Fantastic cinematography can make a film unforgettable. When done well, it’s like every still frame is a work of art. Color plays a vital role in this, and a cinematographer’s choices set the mood of a scene. Graphic designer Ruby Radulescu demonstrates the importance of a movie’s color spectrum in a fascinating series called Movies in Color. The premise is simple: she creates detailed color palettes based on a frame of a famous film.
After one picture of a LEGO street painting was posted on Reddit, the Internet took over, making it a sensation online. Created for the Sarasota Chalk Festival in Florida, this amazing mashup of Legos and Terracotta warriors is magnificent in every sense of the word.
After our first post about it, we dug deep, getting ahold of the creators, artist group Planet Streetpainting, to learn more. Founder and Director Peter Westerink told us that it took a team of four artists – Leon Keer (design and art production), Peter Westerink (himself), Remko van Schaik, Ruben Poncia – five and a half days to complete it. “We started on Tuesday morning November 1st and finished on Sunday November 6th in the afternoon,” Westerink says.
What exactly went into creating it? “There were some challenges, starting with translating our first design to a gridded blueprint with the exact right distortions,” Westerink told us. “Our next challenge was to copy the blueprint to the pavement, again in the exact right proportions, only 100 times bigger (30 x 40 feet)! Last, but not least, we had to make sure we would finish in time, while answering the questions of the thousands of people that came by daily to see our piece.”
Planet Streetpainting was kind enough to send us these making-of images so that we could get a sense of how it all came together.
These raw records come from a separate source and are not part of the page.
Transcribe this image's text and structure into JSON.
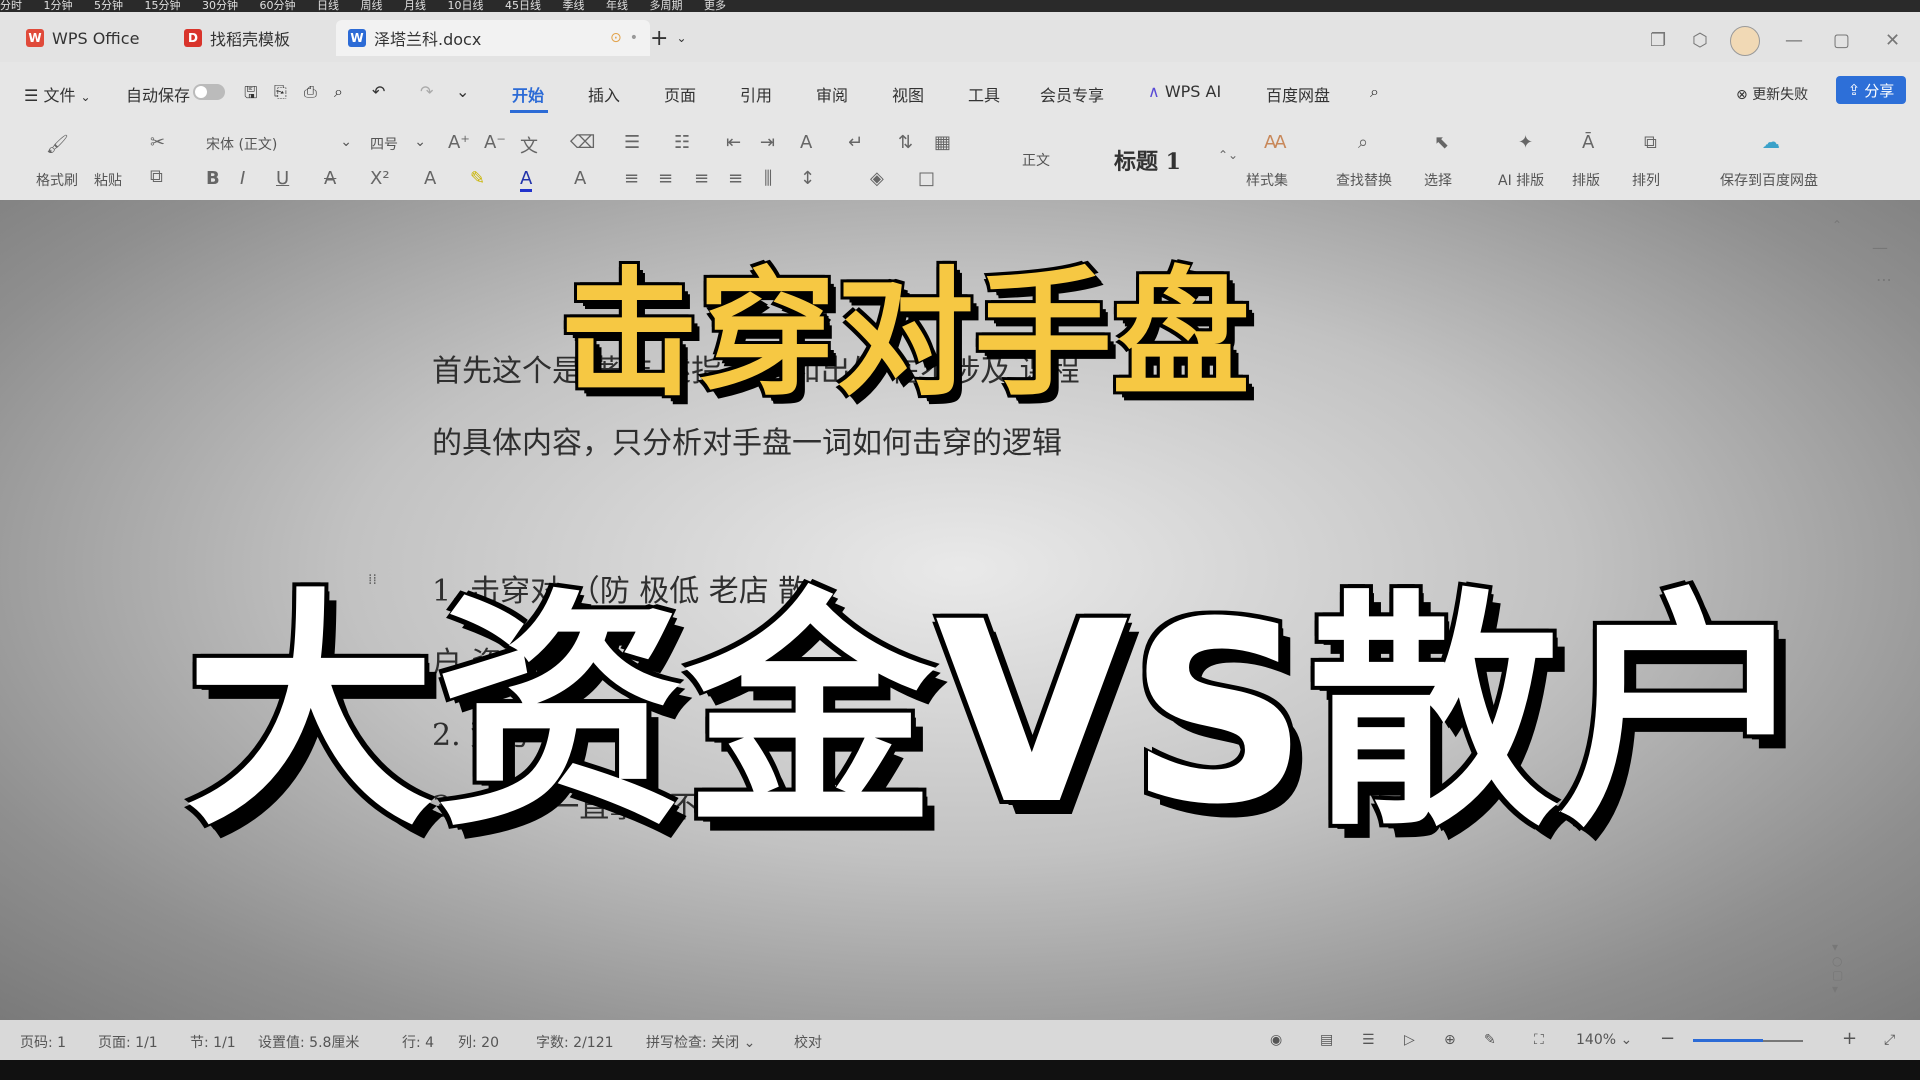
{
  "tabs": {
    "app": "WPS Office",
    "template": "找稻壳模板",
    "document": "泽塔兰科.docx",
    "new_tab": "+"
  },
  "menu": {
    "file": "文件",
    "autosave": "自动保存",
    "items": [
      "开始",
      "插入",
      "页面",
      "引用",
      "审阅",
      "视图",
      "工具",
      "会员专享",
      "WPS AI",
      "百度网盘"
    ],
    "update_failed": "更新失败",
    "share": "分享"
  },
  "ribbon": {
    "format_painter": "格式刷",
    "paste": "粘贴",
    "font_name": "宋体 (正文)",
    "font_size": "四号",
    "style_body": "正文",
    "style_heading": "标题 1",
    "style_set": "样式集",
    "find_replace": "查找替换",
    "select": "选择",
    "ai_layout": "AI 排版",
    "layout": "排版",
    "arrange": "排列",
    "save_to_baidu": "保存到百度网盘"
  },
  "document": {
    "line1": "首先这个是 著作 述指 作者和出处 在不涉及 课程",
    "line2": "的具体内容，只分析对手盘一词如何击穿的逻辑",
    "line3": "1.  击穿对 （防 极低 老店 散",
    "line4": "户 资",
    "line5": "2. 势与 ？",
    "line6": "3. 的 与 一直拿具不动吗？"
  },
  "overlay": {
    "title_top": "击穿对手盘",
    "title_main": "大资金VS散户"
  },
  "status": {
    "page_no": "页码: 1",
    "pages": "页面: 1/1",
    "section": "节: 1/1",
    "setting": "设置值: 5.8厘米",
    "row": "行: 4",
    "col": "列: 20",
    "word_count": "字数: 2/121",
    "spell_check": "拼写检查: 关闭",
    "proofread": "校对",
    "zoom": "140%"
  },
  "ticker": [
    "分时",
    "1分钟",
    "5分钟",
    "15分钟",
    "30分钟",
    "60分钟",
    "日线",
    "周线",
    "月线",
    "10日线",
    "45日线",
    "季线",
    "年线",
    "多周期",
    "更多"
  ],
  "colors": {
    "accent": "#2c6bd6",
    "title_top": "#f6c843",
    "title_main": "#ffffff"
  }
}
Notice that at certain angles, the piece looks completely distorted and almost completely unrecognizable.